Re: [PHP] Placement of PHP programs?
On Sat, Sep 07, 2002 at 11:23:37AM +1000, Matthew Palmer wrote:
> This is something which has had a bit of debate - whether /var/www is for
> the admin or the distribution. I'm inclined to go with your view - that
> it's for the admin, but I can't find any documentation which codifies that
We don't have a sane policy on this, AFAICT. To date, packages (including
Apache itself in particular) have done pretty much whatever they like with
/var/www, to the extent that it's not been a useful/useable location for
an admin to use as a real webroot. There was some discussion about how best
to deal with this when Thom & (I think) Daniel Stone first started work
on apache 2, but I think the conclusion was 'OK, go away and work on it'.
It does appear that packages have been gradually shying away from putting
stuff into /var/www directly, in favour of tactics such as you mentioned
(sticking everything they need in /usr/share somewhere and providing and
apache config-chunk to be included by your httpd.conf as appropriate. This
is a Good Thing, but I don't think we've arrived yet.
I haven't looked at apache 2 yet, but it seems to me that it might be a
good idea to generalise this discussion into 'how do we handle packaging
web applications' and come up with a good overall solution rather than
one just for PHP, which could be rendered obsolete when we finally do
come up with an overall answer.
I'd note here that a common problem with packages of web applications
seems to be "OK, I've installed it, now where the hell is it?"; debconf
notes and all sorts are (mis)used to tell the admin where to find their
new software.
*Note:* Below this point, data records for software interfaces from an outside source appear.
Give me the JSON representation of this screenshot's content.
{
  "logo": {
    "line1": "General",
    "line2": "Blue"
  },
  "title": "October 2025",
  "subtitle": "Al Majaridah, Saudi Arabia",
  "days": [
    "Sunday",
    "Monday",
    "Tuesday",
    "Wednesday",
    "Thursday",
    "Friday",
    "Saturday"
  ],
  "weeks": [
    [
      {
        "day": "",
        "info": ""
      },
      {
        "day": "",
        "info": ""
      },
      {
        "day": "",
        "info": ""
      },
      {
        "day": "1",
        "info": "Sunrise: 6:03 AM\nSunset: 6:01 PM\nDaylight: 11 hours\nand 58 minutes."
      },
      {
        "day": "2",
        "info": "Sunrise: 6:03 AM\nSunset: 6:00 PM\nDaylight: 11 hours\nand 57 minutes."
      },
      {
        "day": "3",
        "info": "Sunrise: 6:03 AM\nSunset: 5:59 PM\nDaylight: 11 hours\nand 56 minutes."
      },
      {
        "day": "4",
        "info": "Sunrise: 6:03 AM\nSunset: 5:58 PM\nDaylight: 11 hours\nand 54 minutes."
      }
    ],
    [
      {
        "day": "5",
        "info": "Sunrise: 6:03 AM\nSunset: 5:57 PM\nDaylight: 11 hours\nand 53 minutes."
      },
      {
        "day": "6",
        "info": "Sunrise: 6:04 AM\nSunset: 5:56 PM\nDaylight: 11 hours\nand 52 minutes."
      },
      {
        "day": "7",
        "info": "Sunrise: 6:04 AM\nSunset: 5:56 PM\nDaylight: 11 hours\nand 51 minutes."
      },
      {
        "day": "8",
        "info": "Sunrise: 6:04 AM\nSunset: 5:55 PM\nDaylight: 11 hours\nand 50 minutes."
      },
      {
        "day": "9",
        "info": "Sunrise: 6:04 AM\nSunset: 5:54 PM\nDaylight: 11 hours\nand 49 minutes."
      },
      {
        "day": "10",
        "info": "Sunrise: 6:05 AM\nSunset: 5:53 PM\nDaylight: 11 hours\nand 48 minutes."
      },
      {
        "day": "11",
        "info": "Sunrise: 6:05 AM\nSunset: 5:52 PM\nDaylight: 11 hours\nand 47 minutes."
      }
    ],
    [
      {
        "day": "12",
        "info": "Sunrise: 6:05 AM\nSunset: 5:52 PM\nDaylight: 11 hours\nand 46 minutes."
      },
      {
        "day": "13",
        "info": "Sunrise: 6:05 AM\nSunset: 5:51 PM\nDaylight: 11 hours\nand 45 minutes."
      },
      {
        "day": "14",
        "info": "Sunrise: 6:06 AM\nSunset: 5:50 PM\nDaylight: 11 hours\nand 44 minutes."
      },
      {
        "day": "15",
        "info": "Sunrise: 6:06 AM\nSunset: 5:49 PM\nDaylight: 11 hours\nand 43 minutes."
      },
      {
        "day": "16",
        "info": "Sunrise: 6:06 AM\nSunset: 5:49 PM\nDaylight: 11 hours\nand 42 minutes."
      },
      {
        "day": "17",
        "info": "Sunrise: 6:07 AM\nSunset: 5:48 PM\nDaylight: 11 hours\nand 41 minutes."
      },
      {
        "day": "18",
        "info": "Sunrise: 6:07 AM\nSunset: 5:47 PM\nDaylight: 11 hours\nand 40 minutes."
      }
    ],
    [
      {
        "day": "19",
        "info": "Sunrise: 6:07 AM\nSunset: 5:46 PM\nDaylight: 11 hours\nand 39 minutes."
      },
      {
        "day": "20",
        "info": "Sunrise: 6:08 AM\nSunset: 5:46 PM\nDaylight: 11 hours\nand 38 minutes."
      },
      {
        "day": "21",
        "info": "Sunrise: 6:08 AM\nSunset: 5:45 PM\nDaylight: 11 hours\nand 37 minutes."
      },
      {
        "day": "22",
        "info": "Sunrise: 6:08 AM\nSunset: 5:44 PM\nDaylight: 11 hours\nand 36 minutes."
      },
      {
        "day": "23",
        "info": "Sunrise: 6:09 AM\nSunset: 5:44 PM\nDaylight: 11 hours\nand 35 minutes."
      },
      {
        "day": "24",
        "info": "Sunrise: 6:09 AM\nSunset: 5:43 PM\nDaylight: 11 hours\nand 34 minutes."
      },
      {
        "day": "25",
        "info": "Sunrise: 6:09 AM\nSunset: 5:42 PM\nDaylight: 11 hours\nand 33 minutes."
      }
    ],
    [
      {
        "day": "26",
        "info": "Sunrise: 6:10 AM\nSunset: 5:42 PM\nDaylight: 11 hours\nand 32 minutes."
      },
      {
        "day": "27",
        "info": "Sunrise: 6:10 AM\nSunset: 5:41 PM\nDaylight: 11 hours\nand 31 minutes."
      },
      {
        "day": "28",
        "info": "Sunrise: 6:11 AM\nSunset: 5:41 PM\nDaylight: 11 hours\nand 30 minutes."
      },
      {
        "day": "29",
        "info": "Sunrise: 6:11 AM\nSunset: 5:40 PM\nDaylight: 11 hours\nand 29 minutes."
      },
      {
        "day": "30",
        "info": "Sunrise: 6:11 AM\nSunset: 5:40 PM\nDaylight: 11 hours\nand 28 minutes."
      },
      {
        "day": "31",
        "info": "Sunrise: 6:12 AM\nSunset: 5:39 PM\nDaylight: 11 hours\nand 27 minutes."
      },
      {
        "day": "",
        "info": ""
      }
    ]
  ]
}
Then there's the security question; if a web-based app is
automatically configured to run (e.g. with CGI scripts is /usr/lib/cgi-bin),
it's great that it "just works", but likely to be pisspoor that suddenly
the whole world can see, for example, all your CVS repositories (I'm not
suggesting that this actually does happen with either cvsweb or viewcvs,
but it's an example of what could happen).
It might make more sense if we were to configure webservers by default to
serve standard content *only* to localhost, and set things up to allow
packages to create a <packagename> subdirectory under /var/www with any
static html pages that would provide a starting point for the admin's use
or further configuration of the package.
Webserver packages could also optionally provide an interface for such
application packages to add their extra config -- for example apache
could provide a directory into which apps could dump config fragments
to be included into the default server setup, and a script to regenerate
the config to include them.
This would make things nice and simple for the admin setting up such packages
(they would 'just work' for localhost) to find where and how they've been
installed, and evaluate them, before getting to grips with configuring his
'real' servers to make them available more widely.
The big snag is that /var/www is rendered pretty much unusable by the
legacy of the last several years, and the use to which admins may currently
be putting it.
I'd suggest we leave /var/www to admins to deal with as they will, and
move the default setup to somewhere else; possibly stick the default webroot(s)
in /usr/share, even.
At any rate, it's something that we should certainly sort out. I guess now I
should go & install apache2 and see whether and how much that has improved
Nick Phillips -- email@example.com
Go to a movie tonight. Darkness becomes you.